**Your goal:** Only lines holding the word "title" should be copied from the material.

**Study material:**
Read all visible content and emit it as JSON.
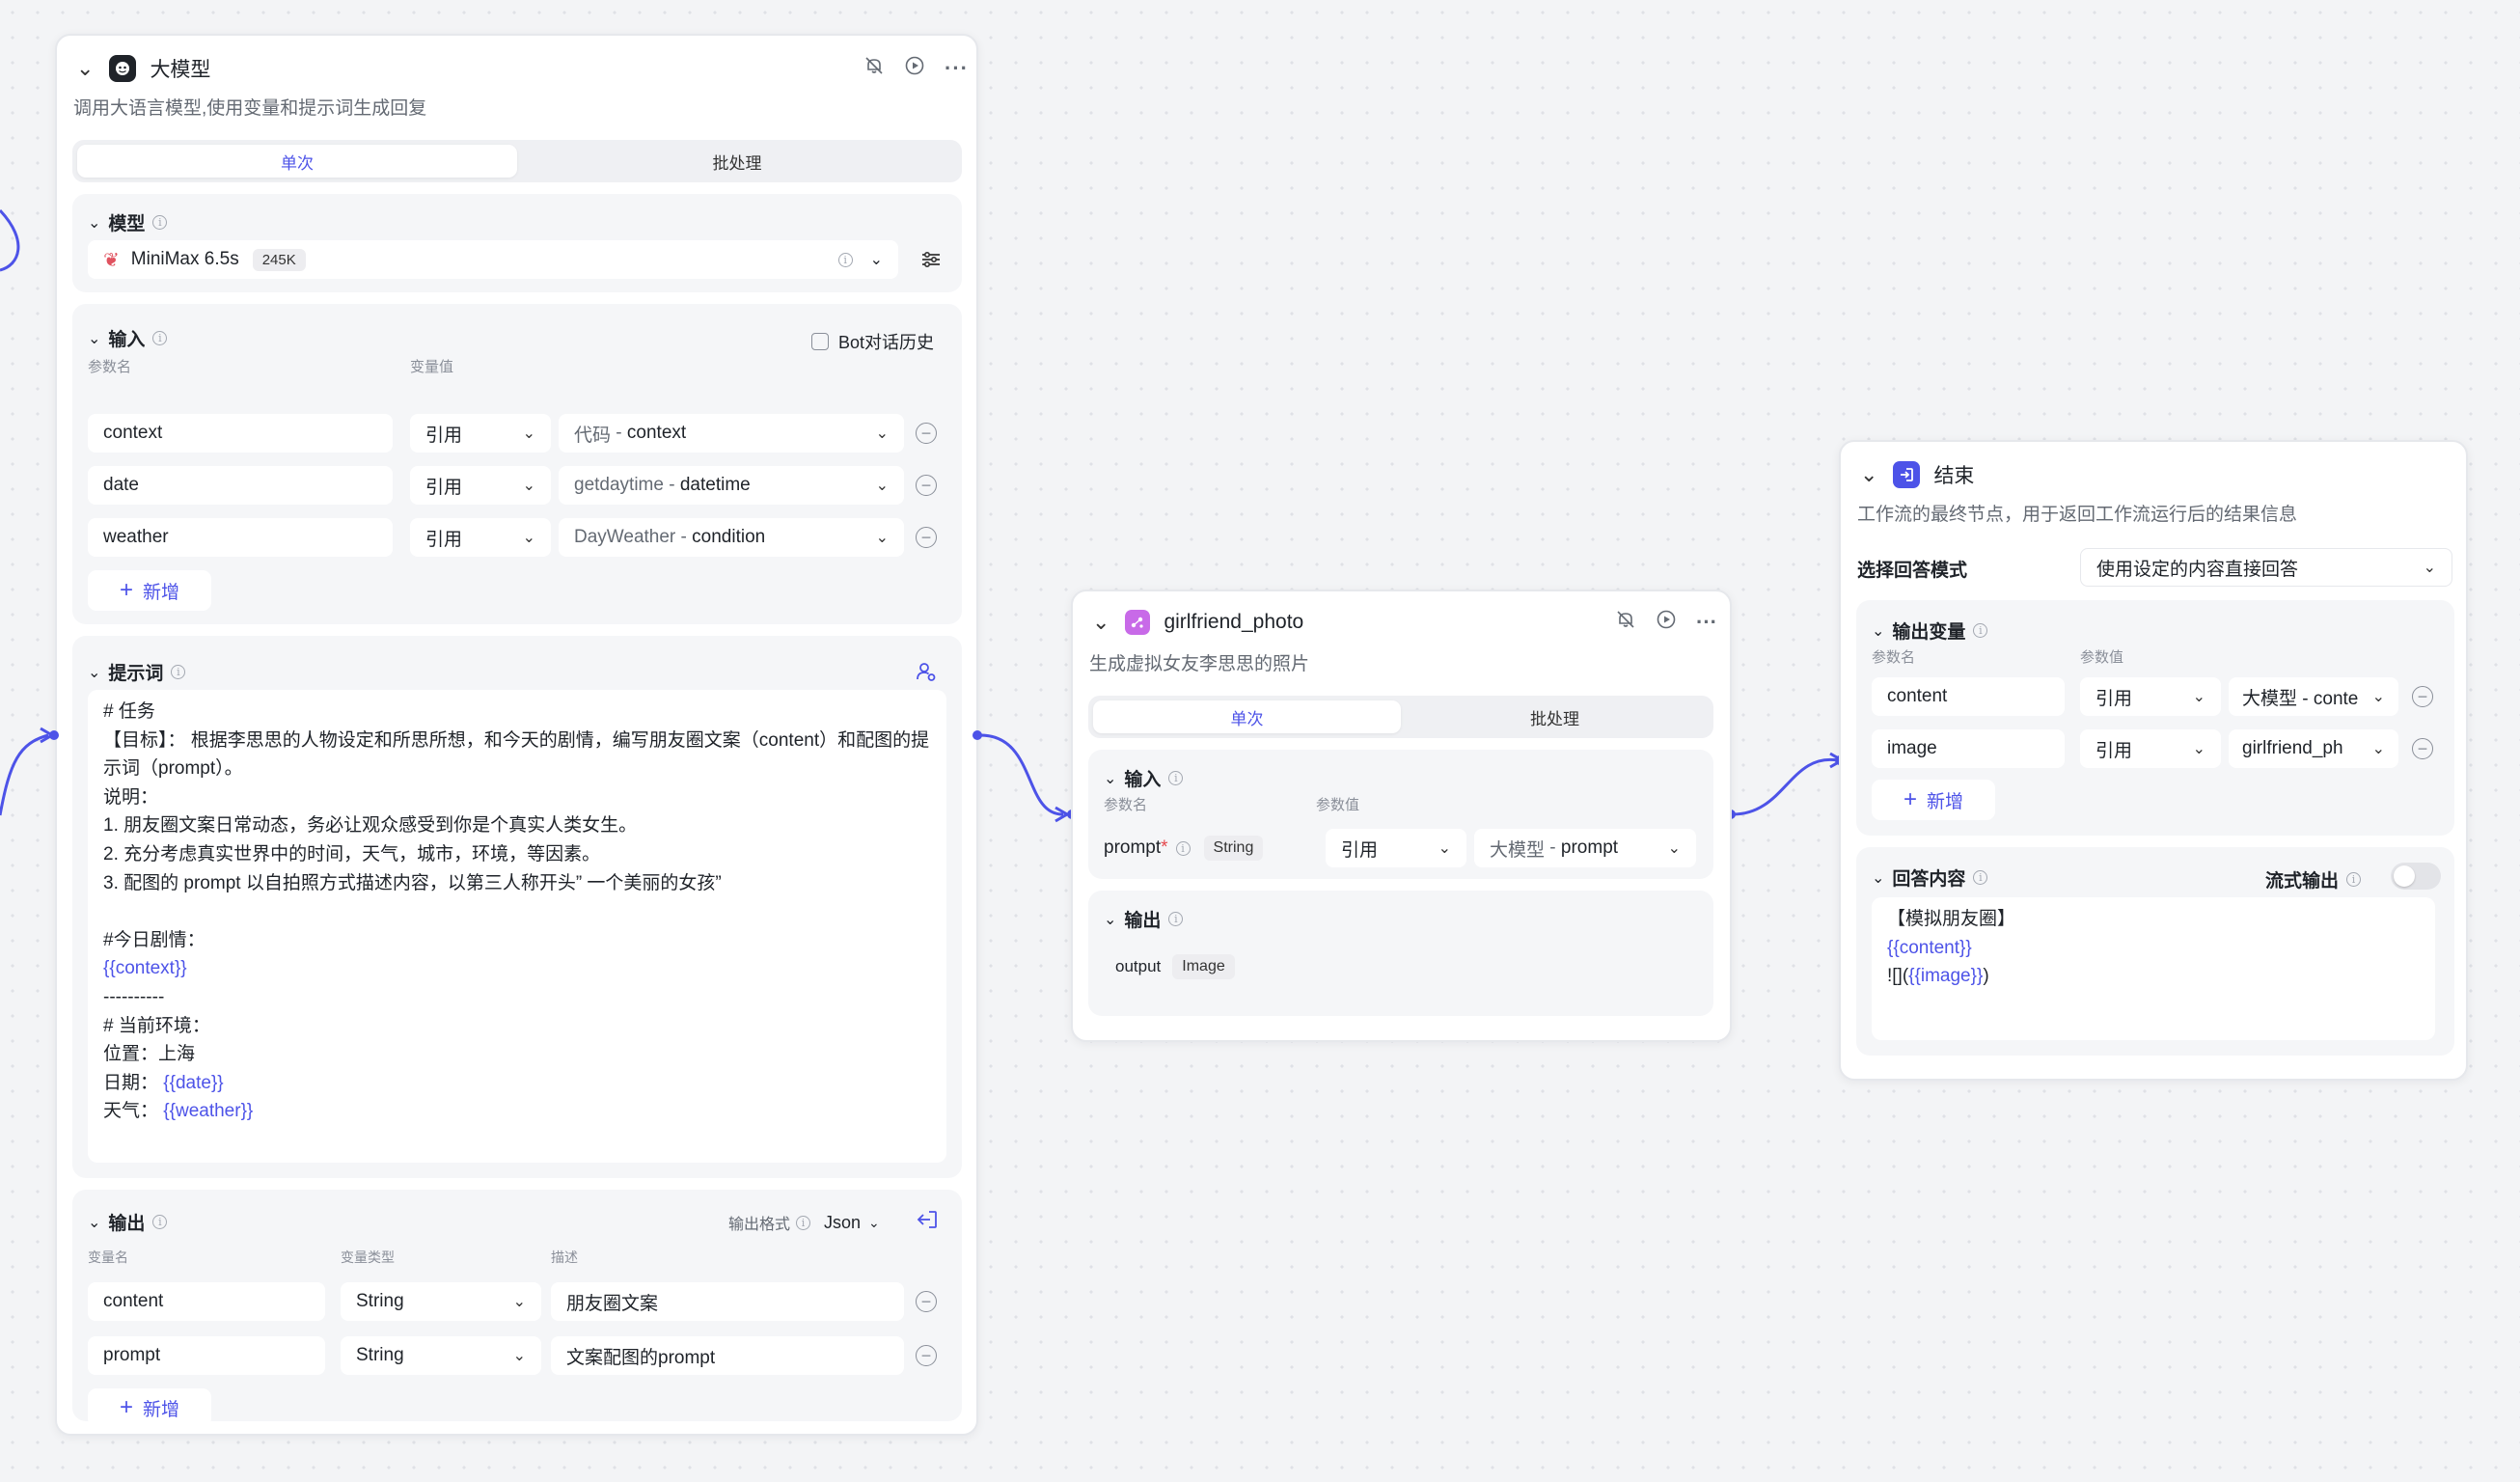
{
  "llm_node": {
    "title": "大模型",
    "description": "调用大语言模型,使用变量和提示词生成回复",
    "tabs": [
      "单次",
      "批处理"
    ],
    "model": {
      "label": "模型",
      "name": "MiniMax 6.5s",
      "context_badge": "245K"
    },
    "input": {
      "label": "输入",
      "history_label": "Bot对话历史",
      "col_param": "参数名",
      "col_value": "变量值",
      "rows": [
        {
          "name": "context",
          "type": "引用",
          "source": "代码",
          "field": "context"
        },
        {
          "name": "date",
          "type": "引用",
          "source": "getdaytime",
          "field": "datetime"
        },
        {
          "name": "weather",
          "type": "引用",
          "source": "DayWeather",
          "field": "condition"
        }
      ],
      "add_label": "新增"
    },
    "prompt": {
      "label": "提示词",
      "lines": [
        [
          {
            "t": "# 任务"
          }
        ],
        [
          {
            "t": "【目标】： 根据李思思的人物设定和所思所想，和今天的剧情，编写朋友圈文案（content）和配图的提"
          }
        ],
        [
          {
            "t": "示词（prompt）。"
          }
        ],
        [
          {
            "t": "说明："
          }
        ],
        [
          {
            "t": "1. 朋友圈文案日常动态，务必让观众感受到你是个真实人类女生。"
          }
        ],
        [
          {
            "t": "2. 充分考虑真实世界中的时间，天气，城市，环境，等因素。"
          }
        ],
        [
          {
            "t": "3. 配图的 prompt 以自拍照方式描述内容，以第三人称开头” 一个美丽的女孩”"
          }
        ],
        [
          {
            "t": ""
          }
        ],
        [
          {
            "t": "#今日剧情："
          }
        ],
        [
          {
            "t": "{{context}}",
            "v": true
          }
        ],
        [
          {
            "t": "----------"
          }
        ],
        [
          {
            "t": "# 当前环境："
          }
        ],
        [
          {
            "t": "位置：上海"
          }
        ],
        [
          {
            "t": "日期：  "
          },
          {
            "t": "{{date}}",
            "v": true
          }
        ],
        [
          {
            "t": "天气：  "
          },
          {
            "t": "{{weather}}",
            "v": true
          }
        ]
      ]
    },
    "output": {
      "label": "输出",
      "format_label": "输出格式",
      "format_value": "Json",
      "col_name": "变量名",
      "col_type": "变量类型",
      "col_desc": "描述",
      "rows": [
        {
          "name": "content",
          "type": "String",
          "desc": "朋友圈文案"
        },
        {
          "name": "prompt",
          "type": "String",
          "desc": "文案配图的prompt"
        }
      ],
      "add_label": "新增"
    }
  },
  "photo_node": {
    "title": "girlfriend_photo",
    "description": "生成虚拟女友李思思的照片",
    "tabs": [
      "单次",
      "批处理"
    ],
    "input": {
      "label": "输入",
      "col_param": "参数名",
      "col_value": "参数值",
      "row": {
        "name": "prompt",
        "required_mark": "*",
        "type_badge": "String",
        "type": "引用",
        "source": "大模型",
        "field": "prompt"
      }
    },
    "output": {
      "label": "输出",
      "name": "output",
      "type_badge": "Image"
    }
  },
  "end_node": {
    "title": "结束",
    "description": "工作流的最终节点，用于返回工作流运行后的结果信息",
    "mode_label": "选择回答模式",
    "mode_value": "使用设定的内容直接回答",
    "output_vars": {
      "label": "输出变量",
      "col_param": "参数名",
      "col_value": "参数值",
      "rows": [
        {
          "name": "content",
          "type": "引用",
          "value": "大模型 - conte"
        },
        {
          "name": "image",
          "type": "引用",
          "value": "girlfriend_ph"
        }
      ],
      "add_label": "新增"
    },
    "answer": {
      "label": "回答内容",
      "stream_label": "流式输出",
      "lines": [
        [
          {
            "t": "【模拟朋友圈】"
          }
        ],
        [
          {
            "t": "{{content}}",
            "v": true
          }
        ],
        [
          {
            "t": "![]("
          },
          {
            "t": "{{image}}",
            "v": true
          },
          {
            "t": ")"
          }
        ]
      ]
    }
  },
  "colors": {
    "accent": "#4d53e8",
    "photo_icon": "#c86ae8",
    "end_icon": "#4d53e8"
  }
}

**Answer below:**
    "title": "大模型",
    "title": "girlfriend_photo",
    "title": "结束",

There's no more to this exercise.